One of the last points of interest on the trip will be the confluence of the Smith River, which enters the Dan from river left. According to The Dan River Book by Forrest Altman, the North Fork of the Smith and the East Fork of the Dan rise on opposite sides of Mountain View Road on Belcher Mountain in Patrick County, Virginia, within sight of the Blue Ridge Parkway.
More information may be found on Maps 47-50 of An Insider's Guide to the Dan River. Both the Guide and Altman's book are available at www.danriver.org.

Participants in the outing are asked to bring boat and paddles, life jacket for each boater, lunch and water, to dress in layers of artificial (quick-drying) fabric and to sign a waiver.

To reach Eden Wildlife Access from the north, travel south on NC 14 through the city of Eden. After crossing the Dan River, turn right at the traffic signal onto Harrington Highway. Take the first right, Bethlehem Church Road, turning right again at the Wildlife Access.

From the south, turn left off NC 14 onto Harrington Highway at the traffic signal just south of the Dan River. Turn right onto Bethlehem Church Road, then right to the Wildlife Access.
From the west, take NC 770 or NC 135 toward Eden. Turn right onto Harrington Highway and continue to Bethlehem Church Road. Turn left, and then right to the Wildlife Access.
From the northeast take US 58 to Danville's western city limit, turning left on Road 863 to Berryhill Community, where 863 becomes NC 770 West. Follow NC 770 West into Eden to NC 14. Turn left onto NC 14 and travel south through Eden, cross the Dan River and turn right at the traffic signal onto Harrington Highway. Take the first right, Bethlehem Church Road, turning right again at the Wildlife Access.

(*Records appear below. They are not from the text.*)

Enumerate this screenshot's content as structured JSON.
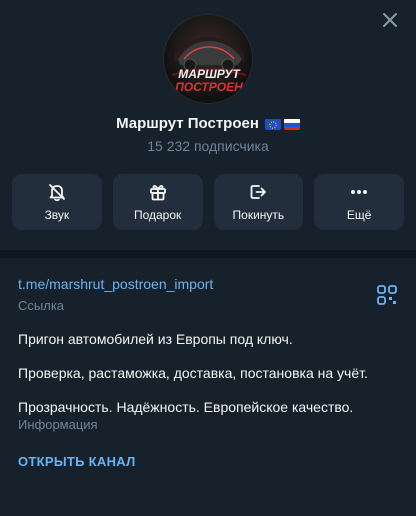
{
  "channel": {
    "name": "Маршрут Построен",
    "subscribers": "15 232 подписчика",
    "avatar_text_line1": "МАРШРУТ",
    "avatar_text_line2": "ПОСТРОЕН",
    "flags": [
      "eu-flag",
      "ru-flag"
    ]
  },
  "actions": [
    {
      "label": "Звук",
      "icon": "bell-slash-icon"
    },
    {
      "label": "Подарок",
      "icon": "gift-icon"
    },
    {
      "label": "Покинуть",
      "icon": "leave-icon"
    },
    {
      "label": "Ещё",
      "icon": "more-icon"
    }
  ],
  "info": {
    "link": "t.me/marshrut_postroen_import",
    "link_caption": "Ссылка",
    "description": [
      "Пригон автомобилей из Европы под ключ.",
      "Проверка, растаможка, доставка, постановка на учёт.",
      "Прозрачность. Надёжность. Европейское качество."
    ],
    "description_caption": "Информация",
    "open_channel": "ОТКРЫТЬ КАНАЛ"
  },
  "colors": {
    "background": "#17212b",
    "button_bg": "#232e3c",
    "accent": "#6ab3f3",
    "muted": "#708499"
  }
}
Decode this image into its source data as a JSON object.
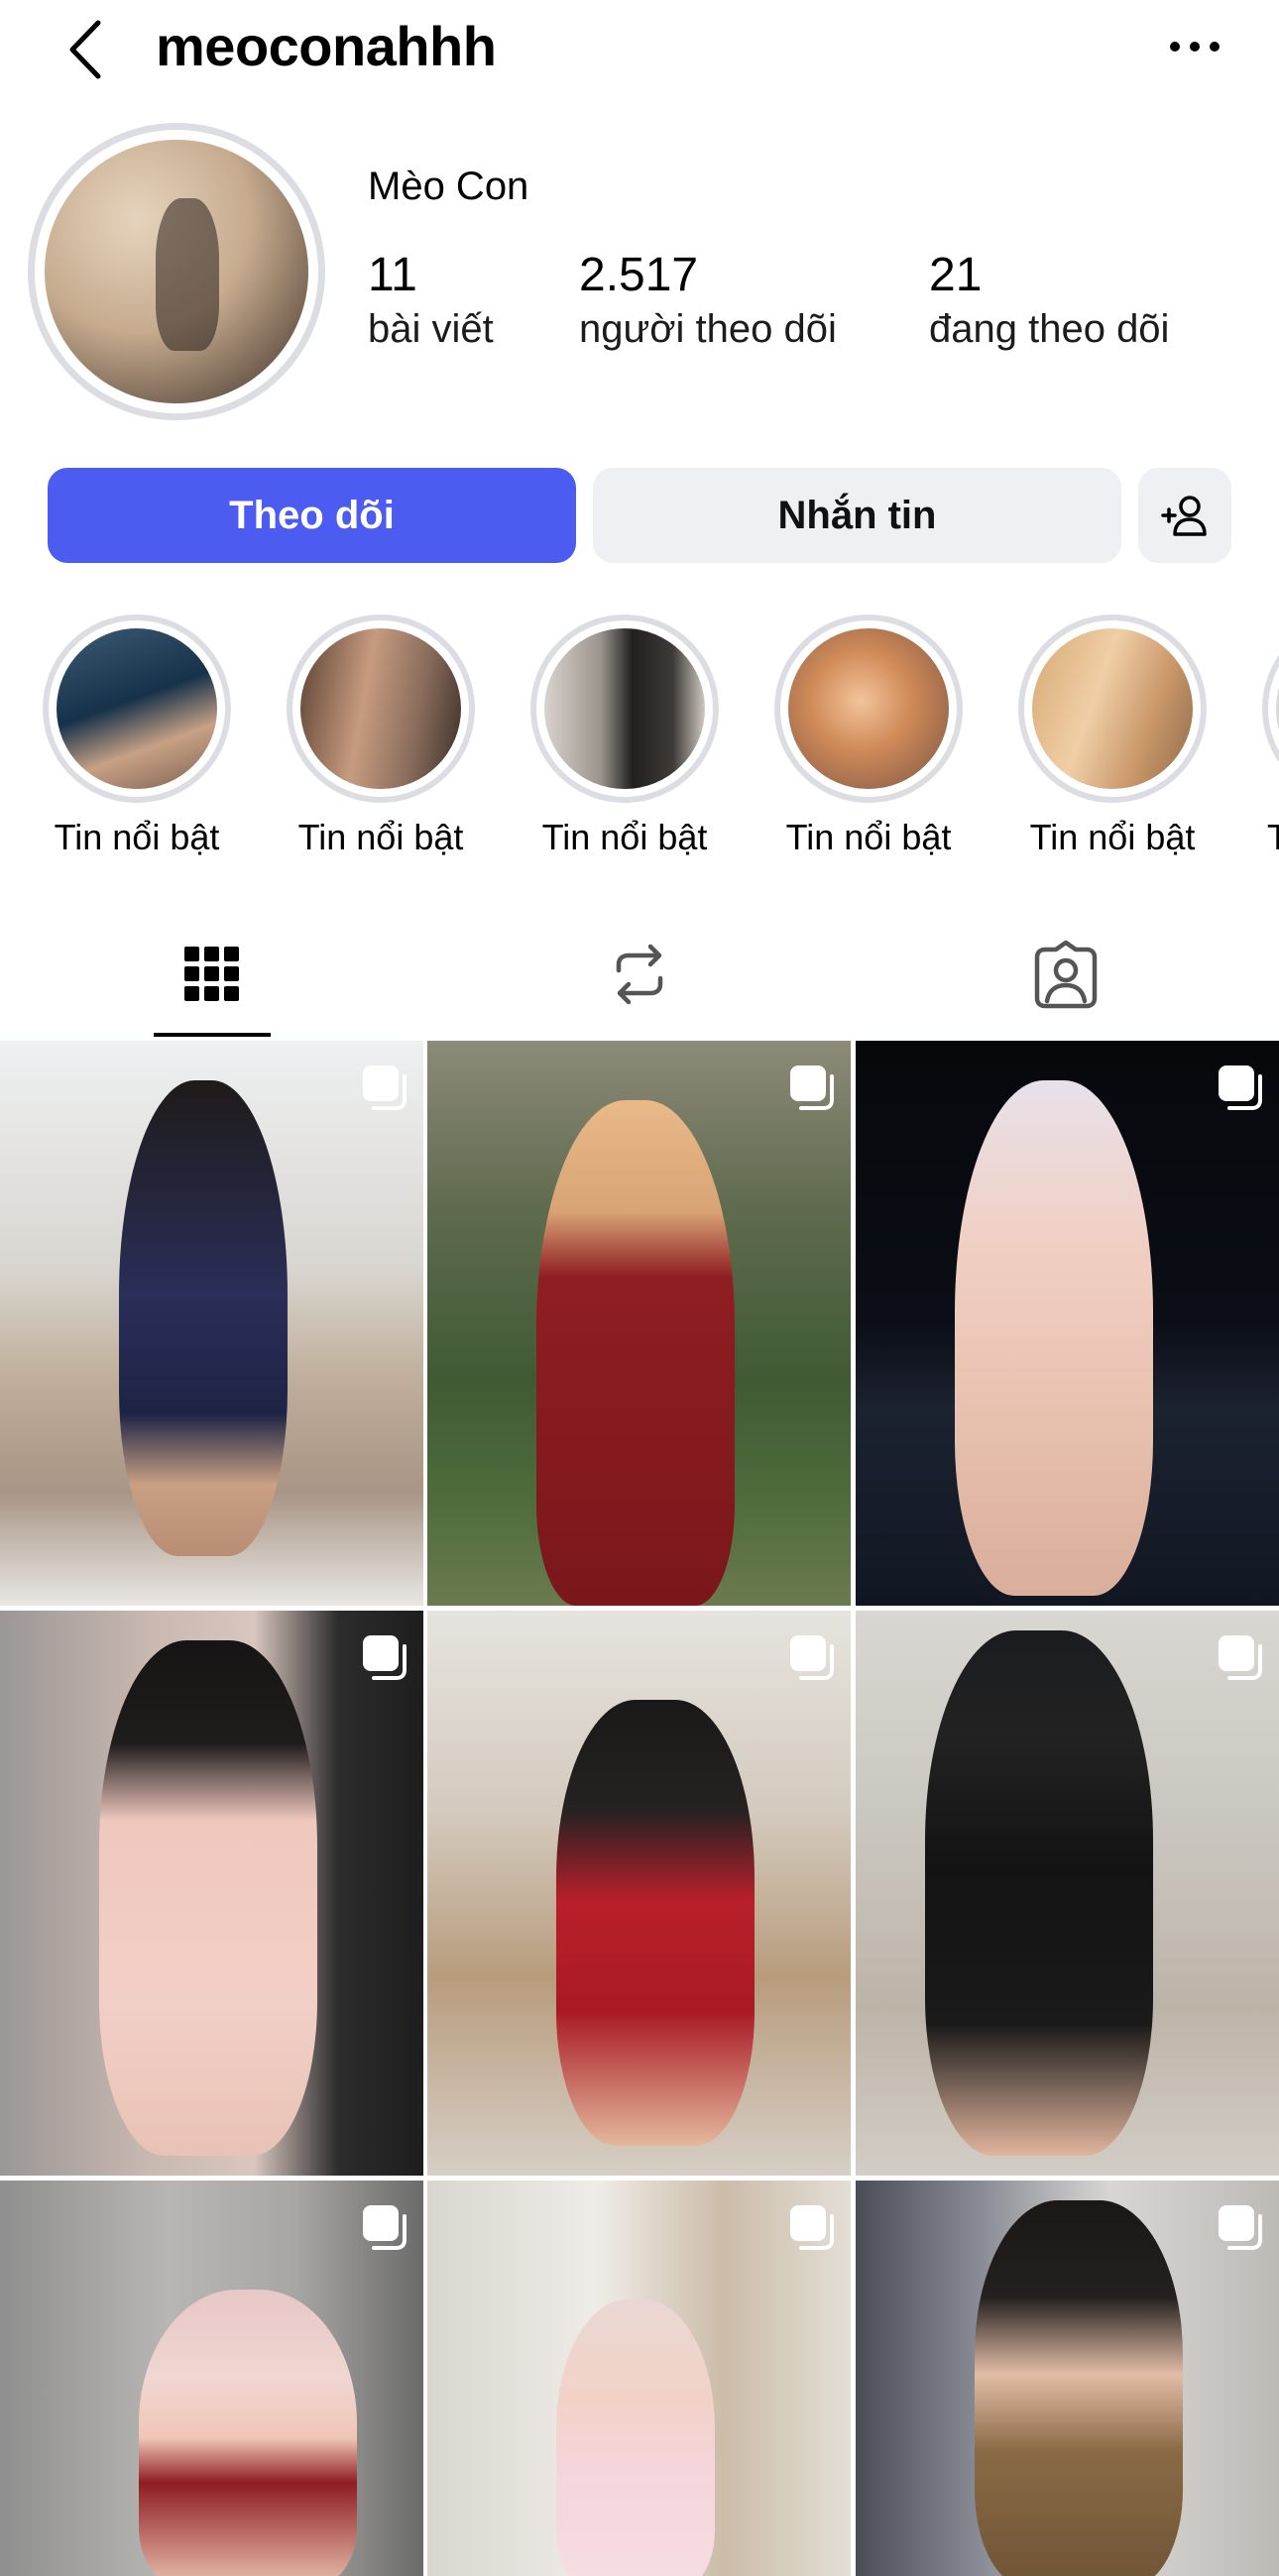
{
  "header": {
    "username": "meoconahhh",
    "back_icon": "chevron-left-icon",
    "more_icon": "ellipsis-icon"
  },
  "profile": {
    "display_name": "Mèo Con",
    "stats": [
      {
        "number": "11",
        "label": "bài viết"
      },
      {
        "number": "2.517",
        "label": "người theo dõi"
      },
      {
        "number": "21",
        "label": "đang theo dõi"
      }
    ]
  },
  "actions": {
    "follow_label": "Theo dõi",
    "message_label": "Nhắn tin",
    "add_user_icon": "person-add-icon"
  },
  "highlights": [
    {
      "label": "Tin nổi bật"
    },
    {
      "label": "Tin nổi bật"
    },
    {
      "label": "Tin nổi bật"
    },
    {
      "label": "Tin nổi bật"
    },
    {
      "label": "Tin nổi bật"
    },
    {
      "label": "T"
    }
  ],
  "tabs": [
    {
      "icon": "grid-icon",
      "active": true
    },
    {
      "icon": "reposts-icon",
      "active": false
    },
    {
      "icon": "tagged-icon",
      "active": false
    }
  ],
  "colors": {
    "accent": "#4c5cf0",
    "secondary_button": "#eef0f3",
    "ring": "#dcdde3"
  }
}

Outings and meetings of the Dan River Basin Association are open to the public without charge.
For more information, contact Mark Bishopric, mbishopric@3-r-0.com, 336-627-6215.
For membership information, visit www.danriver.org.